Scammers are getting craftier with their pitches by using new technology to steal your information and money. Believe it or not, most Washington consumers don’t report robocalls or fraud attempts. However, you should report any attempted scams, says Chuck Hardwood, Regional Director of the Federal Trade Commission.

Any efforts, whether it’s by phone, email, online, or in person, should be reported. People must tell their stories because they add pieces to the puzzle that authorities are trying to put together. The larger the picture becomes, the easier it will be for law enforcement to protect consumers. When you choose not to report fraud, you’re helping scammers.

According to AARP, here are some common signs that scammers are targeting you:

  • You receive a call asking for money or personal information like a Social Security number
  • You find unauthorized charges on your credit card
  • You receive an email or call saying you’ve won a sweepstake or lottery you didn’t enter

Even if you don’t fall for a scammer’s tricks, it’s still helpful to report the situation because this crucial information can help authorities. Every story is important to them. Report scams to the Federal Trade Commission at www.ftc.gov/complaint, or with the State Attorney General’s Office at www.atg.wa.gov/file-complaint or toll-free at 877-382-4357.
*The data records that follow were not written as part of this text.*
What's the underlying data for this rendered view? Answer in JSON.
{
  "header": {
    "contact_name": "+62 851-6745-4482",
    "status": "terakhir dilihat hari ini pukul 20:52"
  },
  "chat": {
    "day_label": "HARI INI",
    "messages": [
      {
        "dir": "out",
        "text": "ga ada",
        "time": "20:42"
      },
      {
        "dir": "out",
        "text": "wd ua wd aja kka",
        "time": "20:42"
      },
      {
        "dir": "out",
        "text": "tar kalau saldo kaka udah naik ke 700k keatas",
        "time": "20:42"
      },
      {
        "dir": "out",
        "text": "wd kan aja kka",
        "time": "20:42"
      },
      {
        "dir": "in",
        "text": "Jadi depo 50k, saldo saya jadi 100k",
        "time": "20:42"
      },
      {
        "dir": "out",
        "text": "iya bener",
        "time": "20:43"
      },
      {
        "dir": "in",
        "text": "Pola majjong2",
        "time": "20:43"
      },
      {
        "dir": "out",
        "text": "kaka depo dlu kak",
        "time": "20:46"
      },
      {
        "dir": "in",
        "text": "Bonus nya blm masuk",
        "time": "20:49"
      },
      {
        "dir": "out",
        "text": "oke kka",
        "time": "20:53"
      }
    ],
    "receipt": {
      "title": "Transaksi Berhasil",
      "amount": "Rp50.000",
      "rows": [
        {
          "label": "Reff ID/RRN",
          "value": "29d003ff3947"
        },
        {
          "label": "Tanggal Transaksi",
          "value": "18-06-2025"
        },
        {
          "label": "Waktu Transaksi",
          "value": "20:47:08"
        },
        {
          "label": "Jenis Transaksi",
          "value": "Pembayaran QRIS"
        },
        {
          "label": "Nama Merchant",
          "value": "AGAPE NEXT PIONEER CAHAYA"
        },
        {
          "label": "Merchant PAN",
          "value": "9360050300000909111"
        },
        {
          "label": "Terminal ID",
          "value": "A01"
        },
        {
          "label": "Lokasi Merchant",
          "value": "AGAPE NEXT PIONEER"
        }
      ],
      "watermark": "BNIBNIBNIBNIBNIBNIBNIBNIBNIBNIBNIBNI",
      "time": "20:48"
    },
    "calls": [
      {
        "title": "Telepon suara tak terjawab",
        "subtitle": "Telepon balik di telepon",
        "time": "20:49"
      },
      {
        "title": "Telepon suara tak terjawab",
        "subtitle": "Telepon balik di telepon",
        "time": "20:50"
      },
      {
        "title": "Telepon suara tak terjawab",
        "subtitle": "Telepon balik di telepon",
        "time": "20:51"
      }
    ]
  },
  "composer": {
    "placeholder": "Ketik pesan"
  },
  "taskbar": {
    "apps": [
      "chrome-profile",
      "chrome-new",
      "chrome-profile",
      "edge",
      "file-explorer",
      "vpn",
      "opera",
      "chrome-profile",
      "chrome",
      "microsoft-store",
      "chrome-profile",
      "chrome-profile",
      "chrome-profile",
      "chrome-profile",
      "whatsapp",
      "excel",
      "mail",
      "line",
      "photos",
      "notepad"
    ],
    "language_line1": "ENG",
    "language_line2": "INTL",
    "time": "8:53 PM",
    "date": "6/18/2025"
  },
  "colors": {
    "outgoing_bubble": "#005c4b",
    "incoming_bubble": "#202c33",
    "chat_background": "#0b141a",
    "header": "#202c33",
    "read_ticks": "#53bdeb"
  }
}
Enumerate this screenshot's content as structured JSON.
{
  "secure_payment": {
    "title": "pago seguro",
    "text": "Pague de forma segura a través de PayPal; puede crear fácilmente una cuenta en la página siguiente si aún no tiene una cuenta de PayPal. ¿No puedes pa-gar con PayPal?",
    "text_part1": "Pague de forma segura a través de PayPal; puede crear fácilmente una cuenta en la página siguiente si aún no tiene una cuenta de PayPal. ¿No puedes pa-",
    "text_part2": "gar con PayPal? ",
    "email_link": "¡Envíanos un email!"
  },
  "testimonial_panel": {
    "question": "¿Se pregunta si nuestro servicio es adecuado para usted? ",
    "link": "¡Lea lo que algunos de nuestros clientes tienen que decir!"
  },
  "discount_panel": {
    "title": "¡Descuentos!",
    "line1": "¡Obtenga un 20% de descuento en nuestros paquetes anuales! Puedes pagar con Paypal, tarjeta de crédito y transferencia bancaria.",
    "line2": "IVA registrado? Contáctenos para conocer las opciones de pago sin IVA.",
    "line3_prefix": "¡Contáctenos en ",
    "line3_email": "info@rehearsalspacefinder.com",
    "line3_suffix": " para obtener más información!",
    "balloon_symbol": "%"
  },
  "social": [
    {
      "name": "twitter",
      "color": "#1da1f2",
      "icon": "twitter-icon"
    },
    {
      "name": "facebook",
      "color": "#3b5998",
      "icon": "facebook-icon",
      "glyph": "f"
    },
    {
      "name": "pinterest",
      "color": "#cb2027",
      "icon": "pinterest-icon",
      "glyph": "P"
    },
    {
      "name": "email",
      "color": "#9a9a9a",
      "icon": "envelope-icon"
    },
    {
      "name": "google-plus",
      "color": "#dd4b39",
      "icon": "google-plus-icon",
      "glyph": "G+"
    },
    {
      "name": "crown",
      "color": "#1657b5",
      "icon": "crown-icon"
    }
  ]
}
You can also contact AARP’s Fraud Watch Network Helpline. The helpline is a free resource that can assist anyone who receives a suspicious call as well as anyone who may have fallen victim to fraud by giving personal information or money. AARP Fraud Watch Network staff and volunteers come equipped with extensive training and are ready to provide tips, advice, and emotional support to help keep you and your family safe.   Call 1-877-908-3360 or visit www.aarp.org/fraudwatchnetwork for more.